SB 621: Testing Reduction Act of 2019 eliminates the North Carolina Final Exams, replaces end-of-grade testing with a through-grade assessment model, replaces end-of-course testing with a nationally recognized assessment like the ACT, requires reporting on local-level testing reductions, prohibits graduation projects as being a high school graduation requirement, and directs a review of the third grade reading test.

House Health

In the only committee meeting held this week, Rep. Greg Murphy (R-Pitt) stuck with this session’s theme: combine and replace. Oftentimes, lawmakers will take multiple bills that have been stuck in committee for months, put them together, and replace an existing, non-controversial bill with the new language. The original version of the bill heard on Tuesday in the House Committee on Health classified mini-trucks. Now, SB 432: Birth Center & Pharm Benefits Mgr. Licensure combines two bills that already passed through the House earlier in the session. 

Part one of the new version of SB 432, originally HB 575: Establish Birth Center Licensure Act, provides licensing requirements for birthing centers and establishes the North Carolina Birth Center Commission. Part two of the bill, which was introduced as HB 534: NC Pharmacy Benefits Manager Licensure Act, imposes a new set of restrictions on pharmacy benefit managers (PBMs), preventing them from doing many of the tasks they are created to do, like negotiating with pharmacies on the dispersal of certain drugs, and requires PBMs to disclose certain privileged operating procedures to the state Insurance Commissioner. After almost no discussion, the committee voted in favor of the bill which is now on its way over to the House Committee on Finance.

Floor Amendment

In an effort to get stalled legislation moving, Sen. Bill Rabon (R-Brunswick) proposed an amendment to an agency-requested bill, HB 226: 2019 AOC Legislative Changes, during the Senate’s floor debate Tuesday afternoon. The amendment would add language from a Senate bill that has been stuck in the House Rules Committee’s docket for several months now. The amendment language comes from SB 560: Disciplining Judges-State Bar, which would prevent the Judicial Standards Commission from investigating a complaint against a judge based on their ruling until after the ruling goes through the proper appeals process.

When SB 560 originally made its way through committee, those who opposed the bill voiced concerns that it would impede upon pending investigations. The amendment received a nod of support as former judge Sen. Toby Fitch (D-Nash) spoke in favor of the addition to HB 226. Senate lawmakers passed both the amendment and the bill itself with a unanimous vote. The bill as amended will now head back over to the House for concurrence. 

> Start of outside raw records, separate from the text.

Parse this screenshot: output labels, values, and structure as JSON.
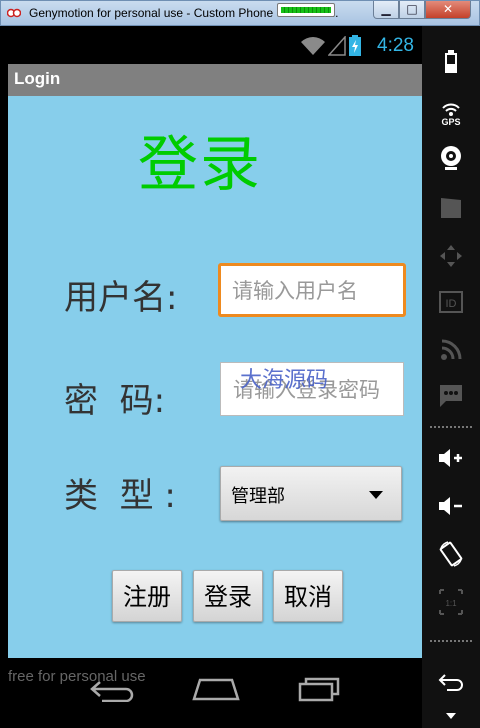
{
  "window": {
    "title": "Genymotion for personal use - Custom Phone - 4.2.2 - A..."
  },
  "status_bar": {
    "time": "4:28"
  },
  "action_bar": {
    "title": "Login"
  },
  "form": {
    "heading": "登录",
    "username": {
      "label": "用户名:",
      "placeholder": "请输入用户名"
    },
    "password": {
      "label": "密  码:",
      "placeholder": "请输入登录密码"
    },
    "type": {
      "label": "类  型 :",
      "selected": "管理部"
    },
    "buttons": {
      "register": "注册",
      "login": "登录",
      "cancel": "取消"
    }
  },
  "watermark": "大海源码",
  "footer": {
    "free_text": "free for personal use"
  },
  "sidebar": {
    "items": [
      "battery-icon",
      "gps-icon",
      "webcam-icon",
      "video-icon",
      "dpad-icon",
      "id-icon",
      "rss-icon",
      "sms-icon",
      "volume-up-icon",
      "volume-down-icon",
      "rotate-icon",
      "scale-icon",
      "back-icon"
    ],
    "gps_label": "GPS",
    "id_label": "ID",
    "scale_label": "1:1"
  },
  "colors": {
    "content_bg": "#87ceeb",
    "heading": "#00cc00",
    "time": "#33b5e5",
    "focus_border": "#ee8a1f",
    "watermark": "#4a62c8"
  }
}
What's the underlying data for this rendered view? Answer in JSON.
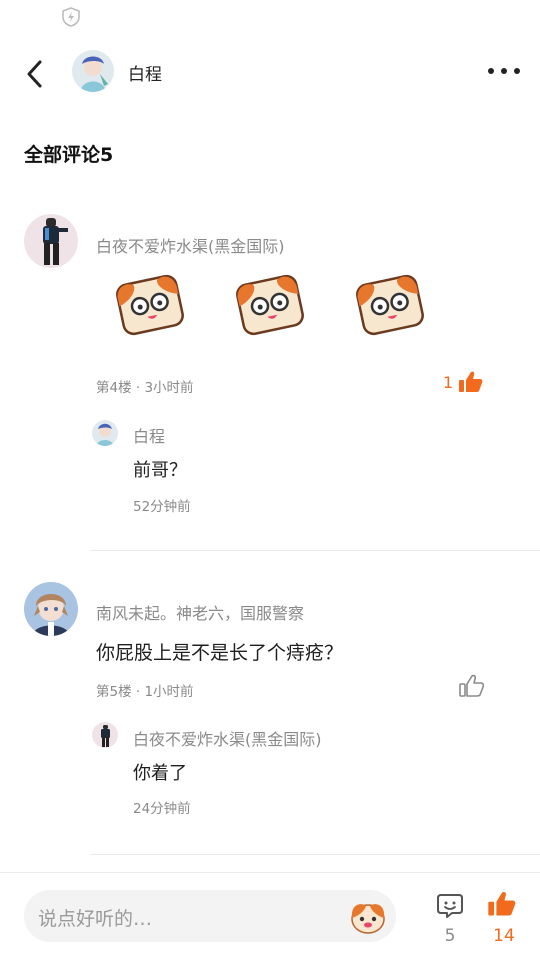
{
  "header": {
    "username": "白程"
  },
  "section": {
    "title": "全部评论5"
  },
  "comments": [
    {
      "username": "白夜不爱炸水渠(黑金国际)",
      "floor_time": "第4楼 · 3小时前",
      "like_count": "1",
      "reply": {
        "username": "白程",
        "text": "前哥？",
        "time": "52分钟前"
      }
    },
    {
      "username": "南风未起。神老六，国服警察",
      "text": "你屁股上是不是长了个痔疮？",
      "floor_time": "第5楼 · 1小时前",
      "reply": {
        "username": "白夜不爱炸水渠(黑金国际)",
        "text": "你着了",
        "time": "24分钟前"
      }
    }
  ],
  "bottom_bar": {
    "placeholder": "说点好听的…",
    "comment_count": "5",
    "like_count": "14"
  },
  "colors": {
    "accent": "#f26a1b",
    "muted": "#8a8a8a"
  },
  "icons": [
    "shield-bolt-icon",
    "back-arrow-icon",
    "more-icon",
    "thumb-up-icon",
    "comment-bubble-icon",
    "emoji-icon"
  ]
}
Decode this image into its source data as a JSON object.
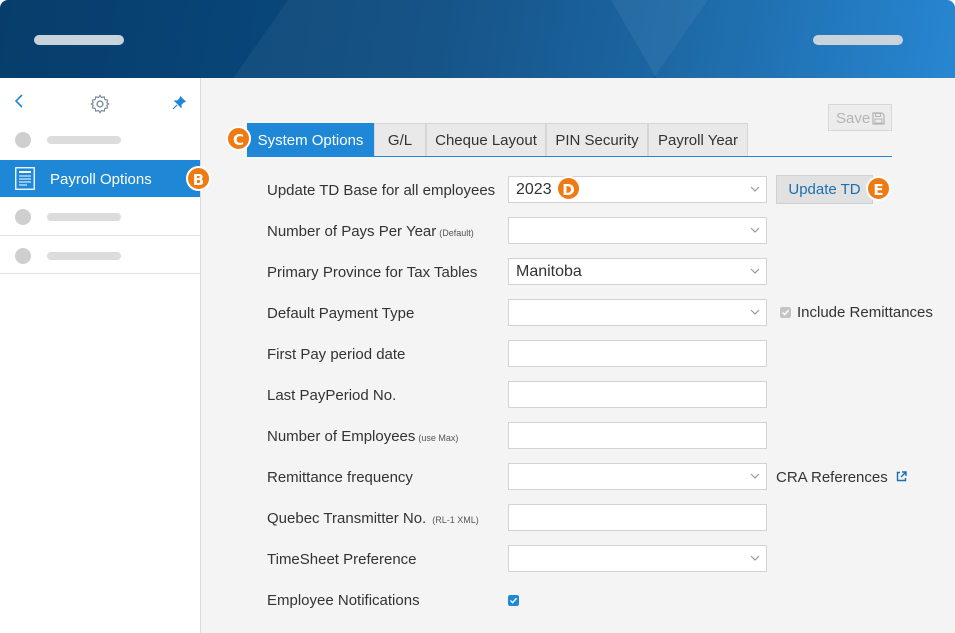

Upcoming Legislative Meetings

Monday, August 19

7:00PM House: Session Convenes

Tuesday, August 20

9:00AM House: Appropriations

9:30AM Senate: Session Convenes

10:00AM Senate: Redistricting and Elections